> **Problem to solve**: This exercise calls for an exact copy of the data below.

> **Entries provided**:
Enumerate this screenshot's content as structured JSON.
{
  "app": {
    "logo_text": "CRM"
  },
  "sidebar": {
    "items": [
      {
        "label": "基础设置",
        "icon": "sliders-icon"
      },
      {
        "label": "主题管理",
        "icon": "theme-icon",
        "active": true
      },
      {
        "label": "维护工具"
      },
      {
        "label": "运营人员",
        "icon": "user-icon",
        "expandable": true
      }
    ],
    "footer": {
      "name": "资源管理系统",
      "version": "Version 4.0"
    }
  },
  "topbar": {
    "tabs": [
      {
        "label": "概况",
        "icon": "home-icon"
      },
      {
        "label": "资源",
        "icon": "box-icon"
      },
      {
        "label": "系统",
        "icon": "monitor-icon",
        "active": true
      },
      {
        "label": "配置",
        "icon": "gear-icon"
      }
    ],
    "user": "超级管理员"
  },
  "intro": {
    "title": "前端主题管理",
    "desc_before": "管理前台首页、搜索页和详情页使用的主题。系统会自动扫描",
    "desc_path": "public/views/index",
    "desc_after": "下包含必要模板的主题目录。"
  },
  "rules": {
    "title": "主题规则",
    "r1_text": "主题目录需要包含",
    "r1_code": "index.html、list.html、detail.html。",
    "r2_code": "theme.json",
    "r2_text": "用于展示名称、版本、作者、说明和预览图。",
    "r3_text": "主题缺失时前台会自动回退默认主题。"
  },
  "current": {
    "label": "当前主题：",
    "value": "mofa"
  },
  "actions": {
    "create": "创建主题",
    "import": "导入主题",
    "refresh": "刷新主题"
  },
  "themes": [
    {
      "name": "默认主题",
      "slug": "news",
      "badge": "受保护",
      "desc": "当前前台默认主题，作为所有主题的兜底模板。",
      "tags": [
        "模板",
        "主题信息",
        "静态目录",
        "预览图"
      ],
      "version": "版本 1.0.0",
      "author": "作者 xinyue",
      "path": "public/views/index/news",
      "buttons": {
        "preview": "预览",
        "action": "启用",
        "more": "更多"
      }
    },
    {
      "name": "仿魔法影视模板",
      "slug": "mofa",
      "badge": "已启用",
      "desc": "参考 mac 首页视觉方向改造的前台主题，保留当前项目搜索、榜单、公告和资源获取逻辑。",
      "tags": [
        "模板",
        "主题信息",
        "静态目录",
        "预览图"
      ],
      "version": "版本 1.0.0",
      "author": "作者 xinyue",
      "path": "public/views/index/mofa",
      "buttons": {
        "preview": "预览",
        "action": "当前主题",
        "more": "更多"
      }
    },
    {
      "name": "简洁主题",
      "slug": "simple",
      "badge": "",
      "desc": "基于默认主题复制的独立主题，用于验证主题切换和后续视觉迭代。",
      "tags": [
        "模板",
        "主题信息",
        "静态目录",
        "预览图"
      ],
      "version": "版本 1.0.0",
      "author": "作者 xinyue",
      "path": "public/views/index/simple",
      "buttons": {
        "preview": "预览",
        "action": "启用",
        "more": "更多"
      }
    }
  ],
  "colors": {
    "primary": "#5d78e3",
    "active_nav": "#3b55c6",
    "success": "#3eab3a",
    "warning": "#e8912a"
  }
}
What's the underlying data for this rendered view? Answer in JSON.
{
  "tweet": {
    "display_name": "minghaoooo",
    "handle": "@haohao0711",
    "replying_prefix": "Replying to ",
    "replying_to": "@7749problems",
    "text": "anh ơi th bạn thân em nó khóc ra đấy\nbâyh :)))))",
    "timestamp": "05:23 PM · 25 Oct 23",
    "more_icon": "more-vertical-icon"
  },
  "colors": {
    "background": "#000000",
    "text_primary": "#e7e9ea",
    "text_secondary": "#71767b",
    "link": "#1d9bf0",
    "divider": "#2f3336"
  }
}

> **Result of the exercise**:
Enumerate this screenshot's content as structured JSON.
{
  "app": {
    "logo_text": "CRM"
  },
  "sidebar": {
    "items": [
      {
        "label": "基础设置",
        "icon": "sliders-icon"
      },
      {
        "label": "主题管理",
        "icon": "theme-icon",
        "active": true
      },
      {
        "label": "维护工具"
      },
      {
        "label": "运营人员",
        "icon": "user-icon",
        "expandable": true
      }
    ],
    "footer": {
      "name": "资源管理系统",
      "version": "Version 4.0"
    }
  },
  "topbar": {
    "tabs": [
      {
        "label": "概况",
        "icon": "home-icon"
      },
      {
        "label": "资源",
        "icon": "box-icon"
      },
      {
        "label": "系统",
        "icon": "monitor-icon",
        "active": true
      },
      {
        "label": "配置",
        "icon": "gear-icon"
      }
    ],
    "user": "超级管理员"
  },
  "intro": {
    "title": "前端主题管理",
    "desc_before": "管理前台首页、搜索页和详情页使用的主题。系统会自动扫描",
    "desc_path": "public/views/index",
    "desc_after": "下包含必要模板的主题目录。"
  },
  "rules": {
    "title": "主题规则",
    "r1_text": "主题目录需要包含",
    "r1_code": "index.html、list.html、detail.html。",
    "r2_code": "theme.json",
    "r2_text": "用于展示名称、版本、作者、说明和预览图。",
    "r3_text": "主题缺失时前台会自动回退默认主题。"
  },
  "current": {
    "label": "当前主题：",
    "value": "mofa"
  },
  "actions": {
    "create": "创建主题",
    "import": "导入主题",
    "refresh": "刷新主题"
  },
  "themes": [
    {
      "name": "默认主题",
      "slug": "news",
      "badge": "受保护",
      "desc": "当前前台默认主题，作为所有主题的兜底模板。",
      "tags": [
        "模板",
        "主题信息",
        "静态目录",
        "预览图"
      ],
      "version": "版本 1.0.0",
      "author": "作者 xinyue",
      "path": "public/views/index/news",
      "buttons": {
        "preview": "预览",
        "action": "启用",
        "more": "更多"
      }
    },
    {
      "name": "仿魔法影视模板",
      "slug": "mofa",
      "badge": "已启用",
      "desc": "参考 mac 首页视觉方向改造的前台主题，保留当前项目搜索、榜单、公告和资源获取逻辑。",
      "tags": [
        "模板",
        "主题信息",
        "静态目录",
        "预览图"
      ],
      "version": "版本 1.0.0",
      "author": "作者 xinyue",
      "path": "public/views/index/mofa",
      "buttons": {
        "preview": "预览",
        "action": "当前主题",
        "more": "更多"
      }
    },
    {
      "name": "简洁主题",
      "slug": "simple",
      "badge": "",
      "desc": "基于默认主题复制的独立主题，用于验证主题切换和后续视觉迭代。",
      "tags": [
        "模板",
        "主题信息",
        "静态目录",
        "预览图"
      ],
      "version": "版本 1.0.0",
      "author": "作者 xinyue",
      "path": "public/views/index/simple",
      "buttons": {
        "preview": "预览",
        "action": "启用",
        "more": "更多"
      }
    }
  ],
  "colors": {
    "primary": "#5d78e3",
    "active_nav": "#3b55c6",
    "success": "#3eab3a",
    "warning": "#e8912a"
  }
}
What's the underlying data for this rendered view? Answer in JSON.
{
  "tweet": {
    "display_name": "minghaoooo",
    "handle": "@haohao0711",
    "replying_prefix": "Replying to ",
    "replying_to": "@7749problems",
    "text": "anh ơi th bạn thân em nó khóc ra đấy\nbâyh :)))))",
    "timestamp": "05:23 PM · 25 Oct 23",
    "more_icon": "more-vertical-icon"
  },
  "colors": {
    "background": "#000000",
    "text_primary": "#e7e9ea",
    "text_secondary": "#71767b",
    "link": "#1d9bf0",
    "divider": "#2f3336"
  }
}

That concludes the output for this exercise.